Try it: Examine every line of the listing below. Count those containing "values" and state only the result.

--------------------------------------------------

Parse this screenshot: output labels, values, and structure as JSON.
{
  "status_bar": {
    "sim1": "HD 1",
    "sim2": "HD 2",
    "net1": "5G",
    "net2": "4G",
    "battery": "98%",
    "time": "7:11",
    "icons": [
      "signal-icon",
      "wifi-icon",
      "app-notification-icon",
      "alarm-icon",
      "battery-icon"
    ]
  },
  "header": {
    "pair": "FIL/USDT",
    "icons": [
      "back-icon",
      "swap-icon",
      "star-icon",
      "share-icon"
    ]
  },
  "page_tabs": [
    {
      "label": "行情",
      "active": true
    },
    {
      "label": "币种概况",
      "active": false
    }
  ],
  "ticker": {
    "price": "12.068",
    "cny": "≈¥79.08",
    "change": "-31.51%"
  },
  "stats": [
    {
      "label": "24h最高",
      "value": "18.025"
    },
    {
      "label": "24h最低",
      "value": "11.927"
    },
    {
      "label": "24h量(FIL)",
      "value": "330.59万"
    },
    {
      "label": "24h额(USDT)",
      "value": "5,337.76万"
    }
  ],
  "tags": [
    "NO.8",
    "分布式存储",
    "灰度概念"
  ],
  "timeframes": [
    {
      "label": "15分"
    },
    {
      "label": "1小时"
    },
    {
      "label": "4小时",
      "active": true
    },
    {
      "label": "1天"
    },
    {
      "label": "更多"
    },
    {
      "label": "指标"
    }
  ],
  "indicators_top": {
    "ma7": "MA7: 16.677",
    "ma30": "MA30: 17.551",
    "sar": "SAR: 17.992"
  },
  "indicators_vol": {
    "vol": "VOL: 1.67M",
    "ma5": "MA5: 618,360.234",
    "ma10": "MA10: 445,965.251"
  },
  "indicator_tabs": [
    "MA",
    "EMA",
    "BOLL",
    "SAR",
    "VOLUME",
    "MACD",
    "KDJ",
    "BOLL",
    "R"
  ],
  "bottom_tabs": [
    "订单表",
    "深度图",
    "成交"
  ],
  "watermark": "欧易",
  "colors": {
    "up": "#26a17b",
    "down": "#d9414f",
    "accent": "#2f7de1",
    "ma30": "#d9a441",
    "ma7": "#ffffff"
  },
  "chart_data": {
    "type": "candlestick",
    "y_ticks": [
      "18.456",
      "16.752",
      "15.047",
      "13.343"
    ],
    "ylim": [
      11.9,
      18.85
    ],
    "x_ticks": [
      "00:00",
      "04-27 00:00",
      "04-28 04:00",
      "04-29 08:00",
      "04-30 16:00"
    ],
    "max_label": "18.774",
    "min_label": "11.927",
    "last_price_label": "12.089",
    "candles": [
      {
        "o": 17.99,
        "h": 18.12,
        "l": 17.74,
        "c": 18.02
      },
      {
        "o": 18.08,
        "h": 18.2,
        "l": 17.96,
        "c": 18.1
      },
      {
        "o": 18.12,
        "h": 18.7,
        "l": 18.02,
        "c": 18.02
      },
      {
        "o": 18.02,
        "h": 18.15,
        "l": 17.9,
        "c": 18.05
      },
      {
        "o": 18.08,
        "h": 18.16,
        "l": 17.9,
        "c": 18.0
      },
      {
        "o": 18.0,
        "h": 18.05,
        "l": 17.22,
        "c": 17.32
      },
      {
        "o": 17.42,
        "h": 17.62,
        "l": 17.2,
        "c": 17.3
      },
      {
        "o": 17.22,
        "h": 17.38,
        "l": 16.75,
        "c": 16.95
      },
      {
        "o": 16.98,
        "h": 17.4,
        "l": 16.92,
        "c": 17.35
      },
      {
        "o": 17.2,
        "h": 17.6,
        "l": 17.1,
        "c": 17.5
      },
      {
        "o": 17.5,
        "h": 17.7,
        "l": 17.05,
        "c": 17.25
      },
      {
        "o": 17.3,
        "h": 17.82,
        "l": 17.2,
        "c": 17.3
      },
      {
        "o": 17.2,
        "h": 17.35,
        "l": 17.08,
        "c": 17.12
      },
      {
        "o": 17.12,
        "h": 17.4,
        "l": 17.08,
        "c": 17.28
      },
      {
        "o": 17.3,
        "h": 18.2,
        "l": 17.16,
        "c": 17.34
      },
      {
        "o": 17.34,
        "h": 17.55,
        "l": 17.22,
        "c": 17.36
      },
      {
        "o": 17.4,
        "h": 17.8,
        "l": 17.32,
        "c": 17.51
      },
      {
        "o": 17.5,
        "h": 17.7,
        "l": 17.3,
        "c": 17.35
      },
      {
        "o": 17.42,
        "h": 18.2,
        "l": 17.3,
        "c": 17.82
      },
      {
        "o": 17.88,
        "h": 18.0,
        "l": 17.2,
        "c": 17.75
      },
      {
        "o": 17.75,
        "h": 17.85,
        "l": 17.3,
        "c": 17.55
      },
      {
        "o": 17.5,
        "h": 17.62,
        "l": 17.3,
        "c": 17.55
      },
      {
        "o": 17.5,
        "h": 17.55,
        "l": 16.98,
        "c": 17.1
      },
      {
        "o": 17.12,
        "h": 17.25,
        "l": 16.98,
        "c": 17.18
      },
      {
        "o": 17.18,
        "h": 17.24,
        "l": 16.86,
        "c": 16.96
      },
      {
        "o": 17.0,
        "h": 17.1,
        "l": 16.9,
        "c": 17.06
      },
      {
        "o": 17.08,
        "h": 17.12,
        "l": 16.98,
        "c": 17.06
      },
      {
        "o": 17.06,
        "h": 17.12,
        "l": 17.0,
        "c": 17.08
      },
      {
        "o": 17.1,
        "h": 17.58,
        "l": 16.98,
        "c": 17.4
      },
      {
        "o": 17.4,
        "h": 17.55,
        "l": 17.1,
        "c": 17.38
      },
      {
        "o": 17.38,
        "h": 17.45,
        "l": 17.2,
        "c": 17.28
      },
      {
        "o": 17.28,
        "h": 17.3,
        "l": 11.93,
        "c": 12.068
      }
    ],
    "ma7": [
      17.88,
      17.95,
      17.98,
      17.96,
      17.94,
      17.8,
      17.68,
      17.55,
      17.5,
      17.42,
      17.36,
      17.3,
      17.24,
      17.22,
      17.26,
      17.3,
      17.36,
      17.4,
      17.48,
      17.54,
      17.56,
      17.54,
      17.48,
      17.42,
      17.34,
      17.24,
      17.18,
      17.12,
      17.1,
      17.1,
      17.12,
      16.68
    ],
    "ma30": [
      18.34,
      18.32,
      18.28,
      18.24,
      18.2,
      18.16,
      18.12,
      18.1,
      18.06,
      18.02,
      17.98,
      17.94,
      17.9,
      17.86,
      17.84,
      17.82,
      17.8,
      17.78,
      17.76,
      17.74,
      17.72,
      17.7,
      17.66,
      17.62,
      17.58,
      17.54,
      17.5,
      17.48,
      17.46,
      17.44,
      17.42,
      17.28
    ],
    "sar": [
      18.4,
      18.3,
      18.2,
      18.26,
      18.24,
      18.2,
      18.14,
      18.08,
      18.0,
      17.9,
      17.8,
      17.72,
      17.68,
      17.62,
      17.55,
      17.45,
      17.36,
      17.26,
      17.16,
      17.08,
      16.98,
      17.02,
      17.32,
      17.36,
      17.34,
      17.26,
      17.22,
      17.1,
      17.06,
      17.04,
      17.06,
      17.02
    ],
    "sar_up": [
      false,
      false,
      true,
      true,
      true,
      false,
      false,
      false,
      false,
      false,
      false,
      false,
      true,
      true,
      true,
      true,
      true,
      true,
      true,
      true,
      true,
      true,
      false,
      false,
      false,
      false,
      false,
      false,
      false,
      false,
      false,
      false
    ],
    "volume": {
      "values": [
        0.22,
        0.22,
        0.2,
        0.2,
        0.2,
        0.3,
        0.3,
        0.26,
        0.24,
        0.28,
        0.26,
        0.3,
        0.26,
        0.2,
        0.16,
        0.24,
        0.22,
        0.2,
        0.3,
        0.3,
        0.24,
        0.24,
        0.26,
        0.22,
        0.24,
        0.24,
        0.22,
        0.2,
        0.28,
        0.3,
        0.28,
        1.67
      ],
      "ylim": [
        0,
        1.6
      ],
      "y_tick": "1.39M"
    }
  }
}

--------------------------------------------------

Written response: 2